The commission, in a separate statement, said it is independent from the provincial government and commits to upholding the Alberta Human Rights Act.
"We have a long history working with Islamic organizations and the Muslim community, and will continue our efforts to enhance those relationships going forward," the commission said.
'Not a position to get on-job training'
Opposition NDP justice critic Irfan Sabir has called for May's resignation, saying Albertans would be better served by someone who is educated and connected with Muslim communities.
"The Alberta Human Rights Commission should not be a position for him to get on-job training," Sabir said.
"That position should be filled by a person who understands the diversity of this province, who understands what challenges BIPOC communities, Indigenous communities face."
Sabir is also calling out May for only addressing the review now, 13 years after he wrote it — and just as he takes up his role as chief.
"He'd been on this commission for a while ... had he evolved his views, he should have come forward," he said.
He added that this situation casts further doubt on the the provincial government's vetting process, as well as the United Conservative Party's commitment to tackling racism, particularly because of the lack of major action regarding 48 recommendations from the Alberta anti-racism advisory council released last year.
The Alberta government is scheduled to share details of an action plan to combat racism in the province next week.
The Alberta Human Rights Commission should not be a position for [May] to get on-job training.- Irfan Sabir, Opposition NDP justice critic
The office of the Minister of Justice and Solicitor General handled the vetting process for May.
CBC News requested an interview with Tyler Shandro, Alberta's justice minister and solicitor general. Shandro's press secretary provided a statement.
"Alberta's government does not agree with the characterization of Islam or the position expressed in the book review written in 2009," the statement said.

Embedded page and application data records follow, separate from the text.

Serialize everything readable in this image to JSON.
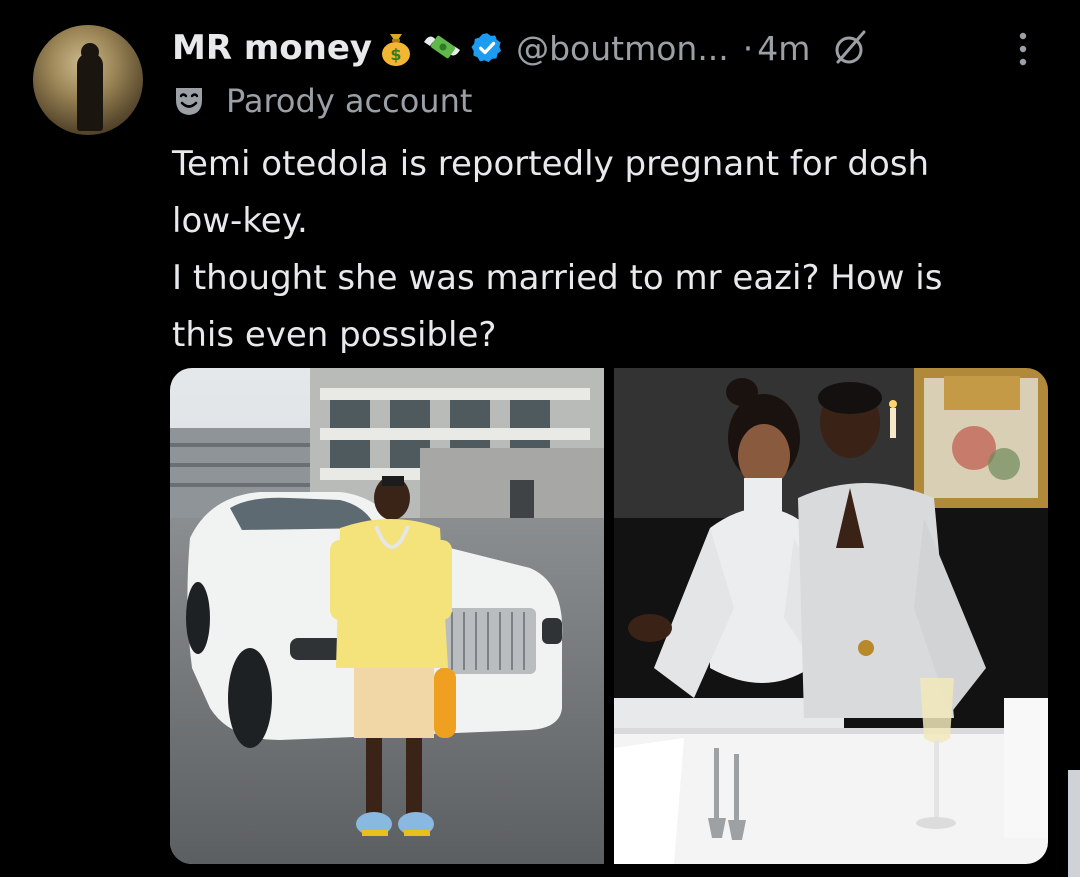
{
  "author": {
    "display_name": "MR money",
    "name_emojis": [
      "money-bag-emoji",
      "money-with-wings-emoji"
    ],
    "handle": "@boutmon...",
    "separator": "·",
    "time": "4m",
    "verified_color": "#1d9bf0"
  },
  "account_label": {
    "icon": "performing-arts-mask-icon",
    "text": "Parody account"
  },
  "tweet": {
    "lines": [
      "Temi otedola is reportedly pregnant for dosh",
      "low-key.",
      "I thought she was married to mr eazi? How is",
      "this even possible?"
    ]
  },
  "media": [
    {
      "description": "man-in-yellow-shirt-with-white-car",
      "icon": "photo"
    },
    {
      "description": "couple-in-white-at-restaurant",
      "icon": "photo"
    }
  ],
  "colors": {
    "background": "#000000",
    "text": "#e7e9ea",
    "secondary": "#9aa0a6",
    "accent": "#1d9bf0"
  }
}
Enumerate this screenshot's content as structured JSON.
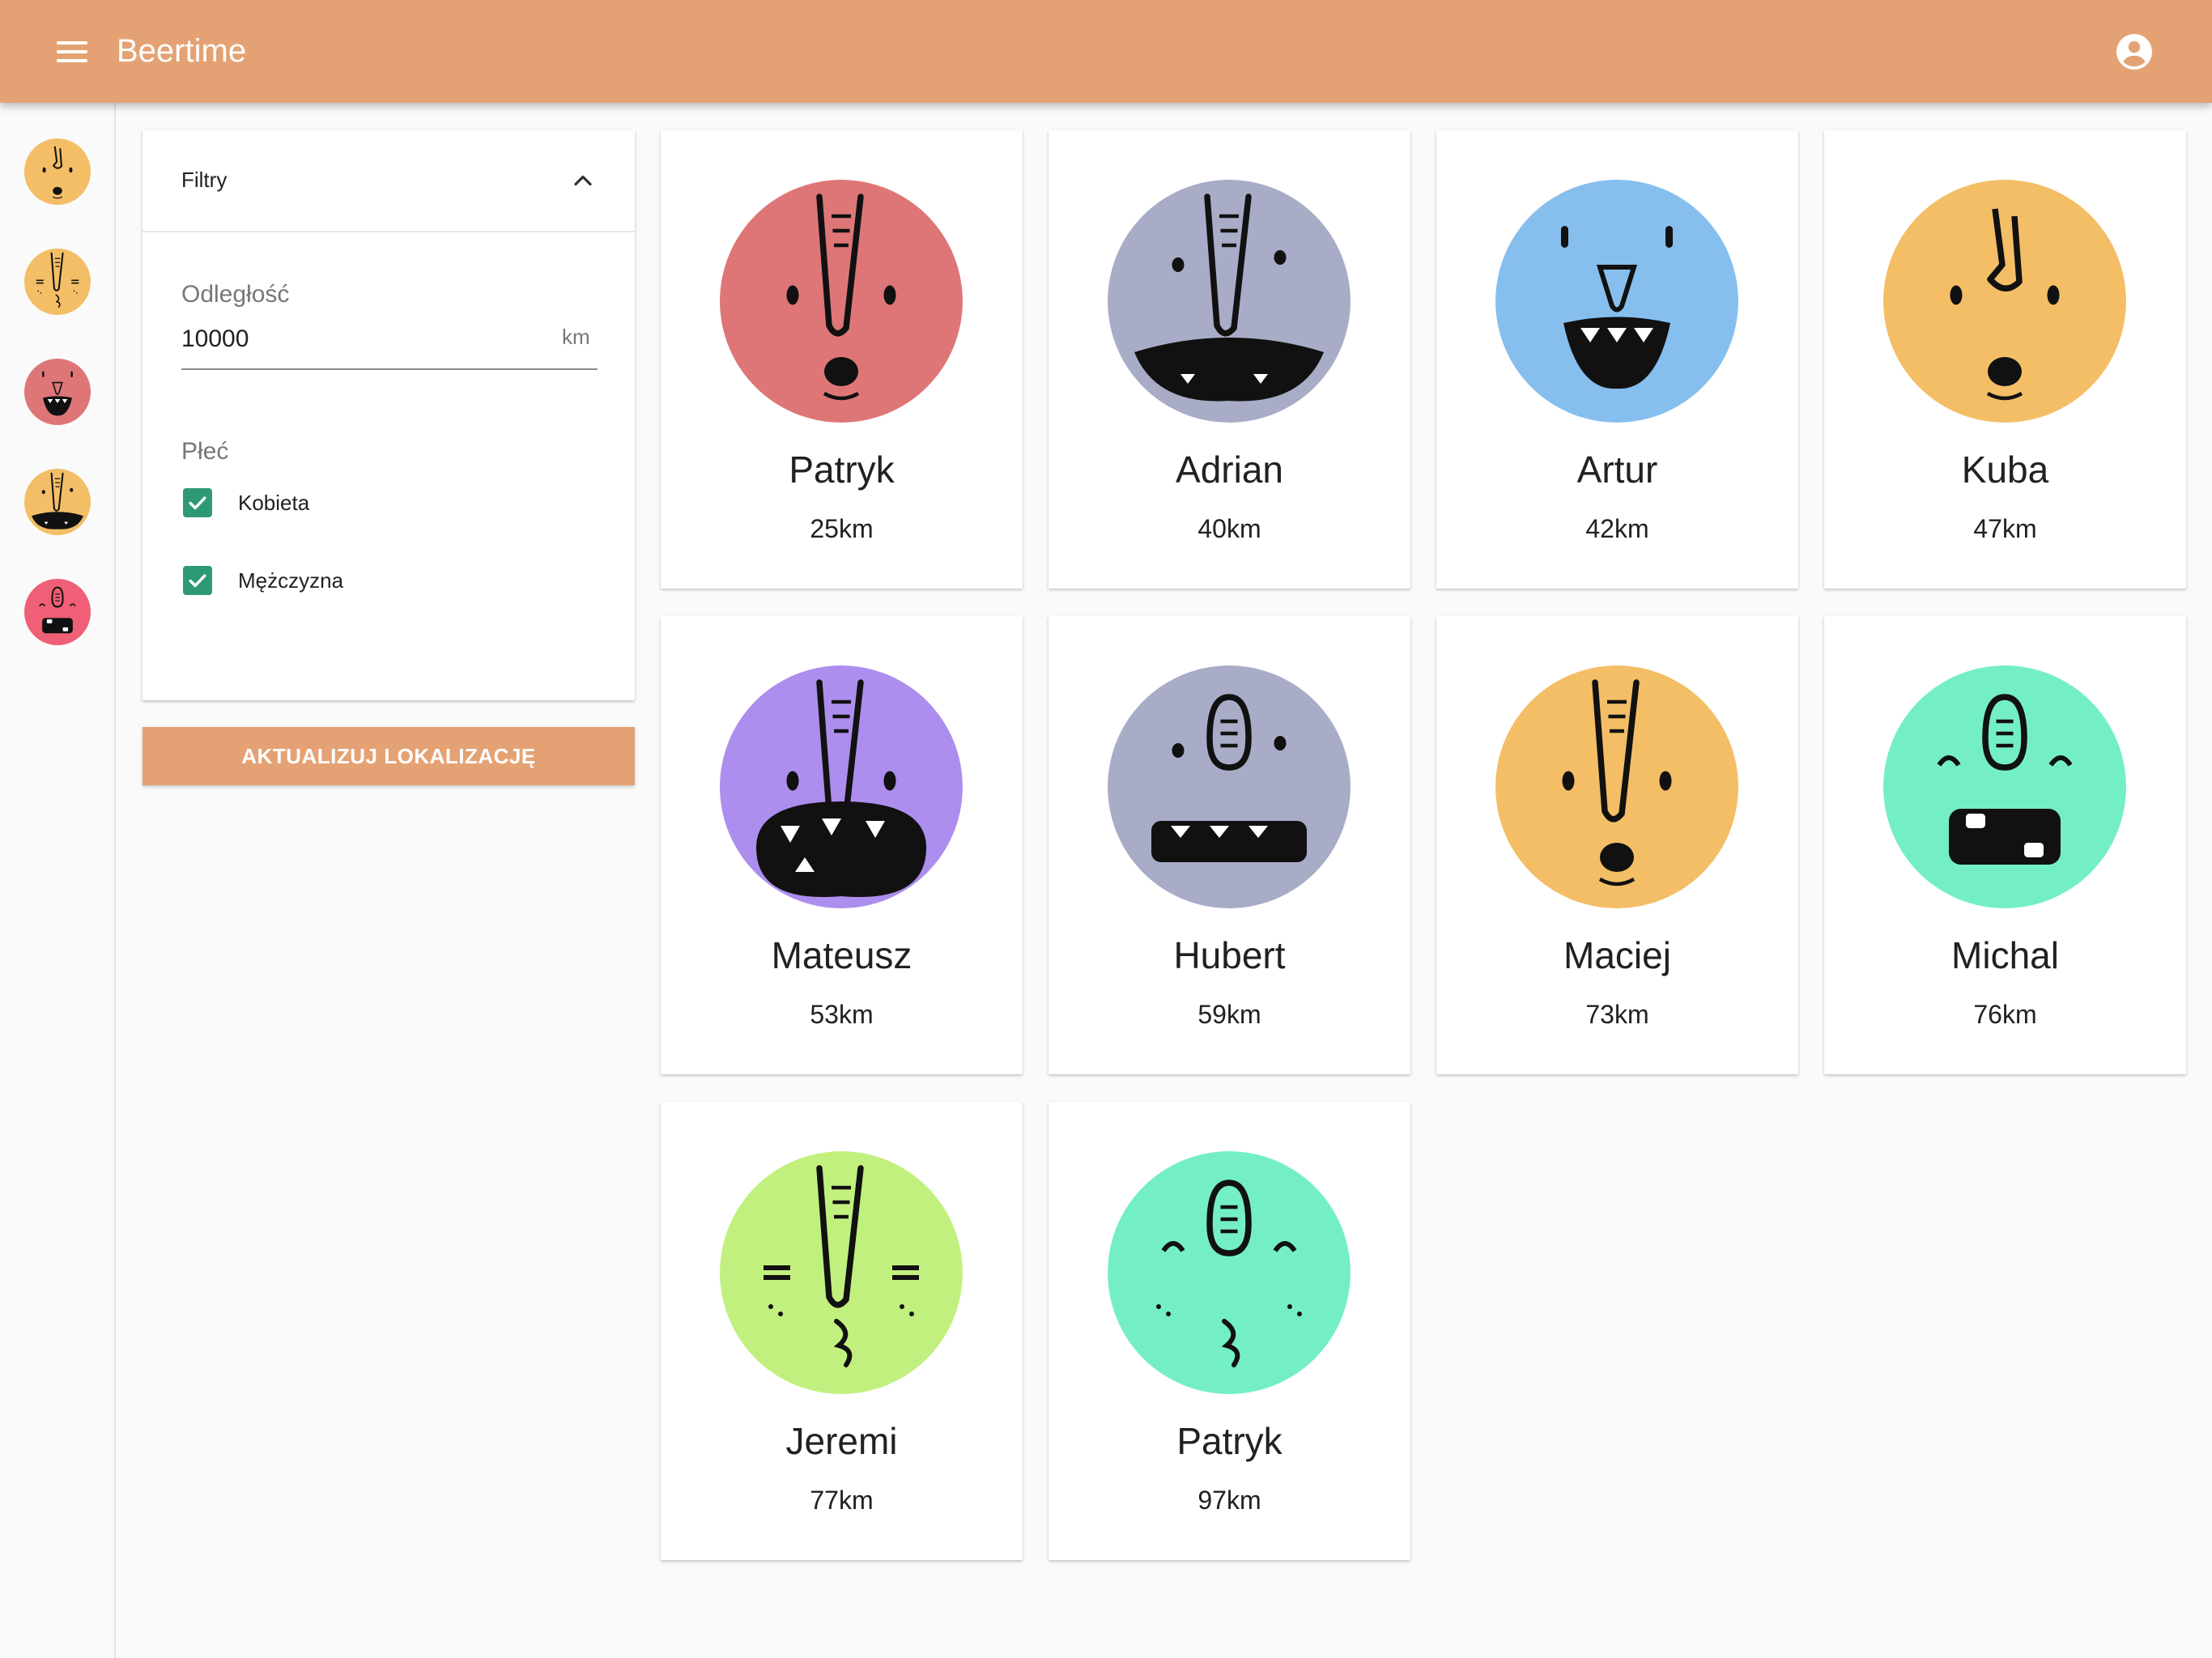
{
  "app": {
    "title": "Beertime"
  },
  "rail": {
    "items": [
      {
        "name": "rail-avatar-1",
        "color": "#f3be66"
      },
      {
        "name": "rail-avatar-2",
        "color": "#f3be66"
      },
      {
        "name": "rail-avatar-3",
        "color": "#de7677"
      },
      {
        "name": "rail-avatar-4",
        "color": "#f3be66"
      },
      {
        "name": "rail-avatar-5",
        "color": "#ef5f75"
      }
    ]
  },
  "filters": {
    "title": "Filtry",
    "distance_label": "Odległość",
    "distance_value": "10000",
    "distance_unit": "km",
    "gender_label": "Płeć",
    "options": [
      {
        "label": "Kobieta",
        "checked": true
      },
      {
        "label": "Mężczyzna",
        "checked": true
      }
    ]
  },
  "update_button": "AKTUALIZUJ LOKALIZACJĘ",
  "people": [
    {
      "name": "Patryk",
      "distance": "25km",
      "color": "#de7677",
      "face": "sad-tall"
    },
    {
      "name": "Adrian",
      "distance": "40km",
      "color": "#a8acc6",
      "face": "grin-tall"
    },
    {
      "name": "Artur",
      "distance": "42km",
      "color": "#86bfee",
      "face": "fangs"
    },
    {
      "name": "Kuba",
      "distance": "47km",
      "color": "#f3be66",
      "face": "surprised"
    },
    {
      "name": "Mateusz",
      "distance": "53km",
      "color": "#ad8ded",
      "face": "big-mouth"
    },
    {
      "name": "Hubert",
      "distance": "59km",
      "color": "#a8acc6",
      "face": "wide-teeth"
    },
    {
      "name": "Maciej",
      "distance": "73km",
      "color": "#f3be66",
      "face": "oh-tall"
    },
    {
      "name": "Michal",
      "distance": "76km",
      "color": "#74efc4",
      "face": "square-mouth"
    },
    {
      "name": "Jeremi",
      "distance": "77km",
      "color": "#c2f07f",
      "face": "calm"
    },
    {
      "name": "Patryk",
      "distance": "97km",
      "color": "#74efc4",
      "face": "calm-round"
    }
  ],
  "colors": {
    "accent": "#e4a274",
    "checkbox": "#2e9a74"
  }
}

The justice ministry accepted May's statement, and the government "will continue to hold the commission to their mandate of fostering equality and reducing discrimination in our province," it added.